PROBLEM DETAILS: This exercise calls for every line of the listing below that contains the word "share".

EXTRACTED MATERIAL:
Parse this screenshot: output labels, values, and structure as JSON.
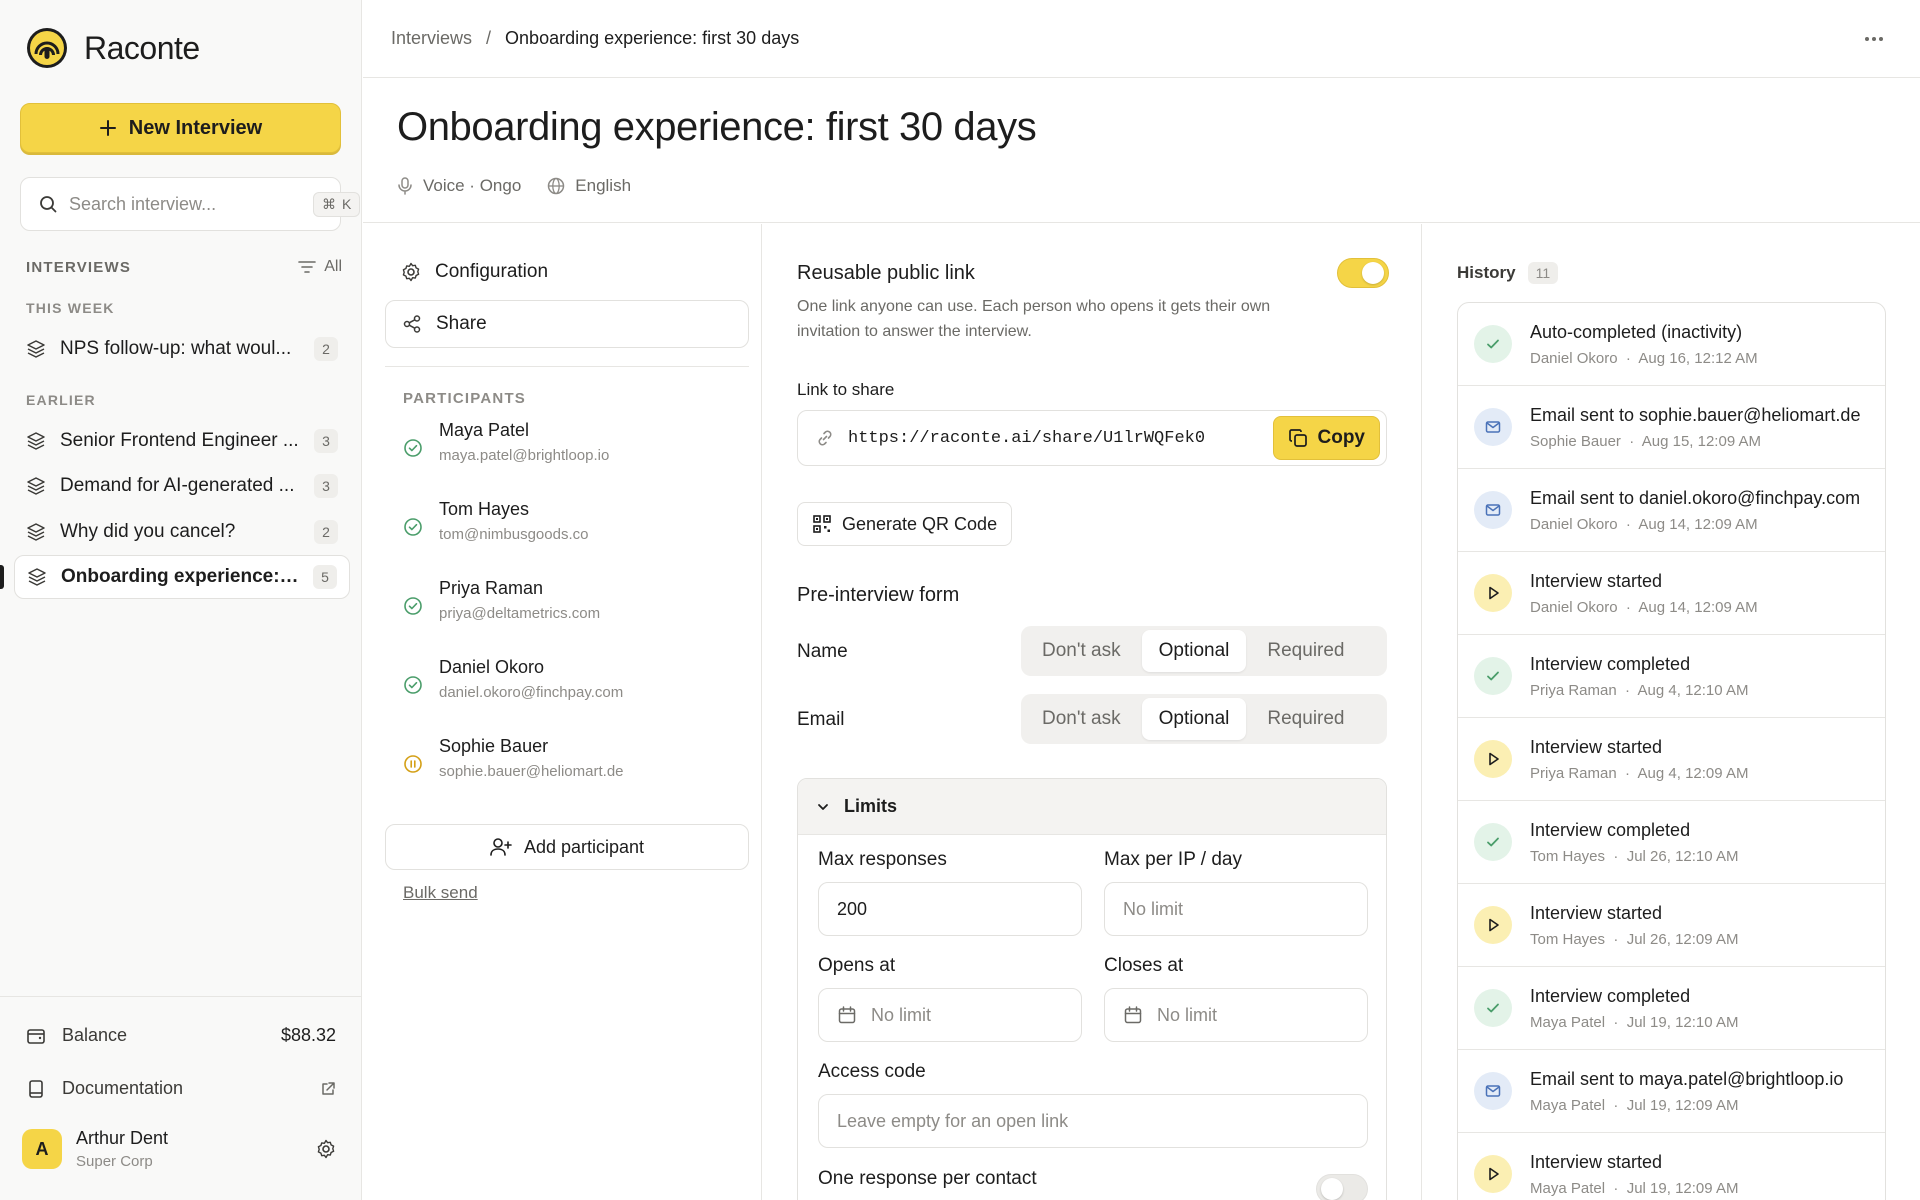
{
  "brand": {
    "name": "Raconte",
    "accent": "#f5d547"
  },
  "sidebar": {
    "new_interview": "New Interview",
    "search_placeholder": "Search interview...",
    "search_kbd_mod": "⌘",
    "search_kbd_key": "K",
    "section_title": "INTERVIEWS",
    "filter_label": "All",
    "groups": [
      {
        "label": "THIS WEEK"
      },
      {
        "label": "EARLIER"
      }
    ],
    "items": [
      {
        "label": "NPS follow-up: what woul...",
        "count": "2"
      },
      {
        "label": "Senior Frontend Engineer ...",
        "count": "3"
      },
      {
        "label": "Demand for AI-generated ...",
        "count": "3"
      },
      {
        "label": "Why did you cancel?",
        "count": "2"
      },
      {
        "label": "Onboarding experience: fi...",
        "count": "5",
        "active": true
      }
    ],
    "balance_label": "Balance",
    "balance_value": "$88.32",
    "docs_label": "Documentation",
    "user": {
      "initial": "A",
      "name": "Arthur Dent",
      "org": "Super Corp"
    }
  },
  "breadcrumb": {
    "parent": "Interviews",
    "separator": "/",
    "current": "Onboarding experience: first 30 days"
  },
  "page": {
    "title": "Onboarding experience: first 30 days",
    "voice": "Voice · Ongo",
    "language": "English"
  },
  "tabs": {
    "configuration": "Configuration",
    "share": "Share"
  },
  "participants": {
    "header": "PARTICIPANTS",
    "list": [
      {
        "name": "Maya Patel",
        "email": "maya.patel@brightloop.io",
        "status": "completed"
      },
      {
        "name": "Tom Hayes",
        "email": "tom@nimbusgoods.co",
        "status": "completed"
      },
      {
        "name": "Priya Raman",
        "email": "priya@deltametrics.com",
        "status": "completed"
      },
      {
        "name": "Daniel Okoro",
        "email": "daniel.okoro@finchpay.com",
        "status": "completed"
      },
      {
        "name": "Sophie Bauer",
        "email": "sophie.bauer@heliomart.de",
        "status": "paused"
      }
    ],
    "add_label": "Add participant",
    "bulk_label": "Bulk send"
  },
  "share": {
    "reusable_title": "Reusable public link",
    "reusable_desc": "One link anyone can use. Each person who opens it gets their own invitation to answer the interview.",
    "reusable_enabled": true,
    "link_label": "Link to share",
    "link_url": "https://raconte.ai/share/U1lrWQFek0",
    "copy_label": "Copy",
    "qr_label": "Generate QR Code",
    "form_title": "Pre-interview form",
    "form_rows": [
      {
        "label": "Name",
        "options": [
          "Don't ask",
          "Optional",
          "Required"
        ],
        "selected": "Optional"
      },
      {
        "label": "Email",
        "options": [
          "Don't ask",
          "Optional",
          "Required"
        ],
        "selected": "Optional"
      }
    ],
    "limits": {
      "title": "Limits",
      "max_responses_label": "Max responses",
      "max_responses_value": "200",
      "max_per_ip_label": "Max per IP / day",
      "max_per_ip_placeholder": "No limit",
      "opens_label": "Opens at",
      "opens_value": "No limit",
      "closes_label": "Closes at",
      "closes_value": "No limit",
      "access_label": "Access code",
      "access_placeholder": "Leave empty for an open link",
      "one_response_label": "One response per contact",
      "one_response_enabled": false
    }
  },
  "history": {
    "title": "History",
    "count": "11",
    "items": [
      {
        "title": "Auto-completed (inactivity)",
        "who": "Daniel Okoro",
        "when": "Aug 16, 12:12 AM",
        "kind": "check"
      },
      {
        "title": "Email sent to sophie.bauer@heliomart.de",
        "who": "Sophie Bauer",
        "when": "Aug 15, 12:09 AM",
        "kind": "mail"
      },
      {
        "title": "Email sent to daniel.okoro@finchpay.com",
        "who": "Daniel Okoro",
        "when": "Aug 14, 12:09 AM",
        "kind": "mail"
      },
      {
        "title": "Interview started",
        "who": "Daniel Okoro",
        "when": "Aug 14, 12:09 AM",
        "kind": "play"
      },
      {
        "title": "Interview completed",
        "who": "Priya Raman",
        "when": "Aug 4, 12:10 AM",
        "kind": "check"
      },
      {
        "title": "Interview started",
        "who": "Priya Raman",
        "when": "Aug 4, 12:09 AM",
        "kind": "play"
      },
      {
        "title": "Interview completed",
        "who": "Tom Hayes",
        "when": "Jul 26, 12:10 AM",
        "kind": "check"
      },
      {
        "title": "Interview started",
        "who": "Tom Hayes",
        "when": "Jul 26, 12:09 AM",
        "kind": "play"
      },
      {
        "title": "Interview completed",
        "who": "Maya Patel",
        "when": "Jul 19, 12:10 AM",
        "kind": "check"
      },
      {
        "title": "Email sent to maya.patel@brightloop.io",
        "who": "Maya Patel",
        "when": "Jul 19, 12:09 AM",
        "kind": "mail"
      },
      {
        "title": "Interview started",
        "who": "Maya Patel",
        "when": "Jul 19, 12:09 AM",
        "kind": "play"
      }
    ]
  }
}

TASK RESULT:
    "share": "Share"
  "share": {
    "link_label": "Link to share",
    "link_url": "https://raconte.ai/share/U1lrWQFek0",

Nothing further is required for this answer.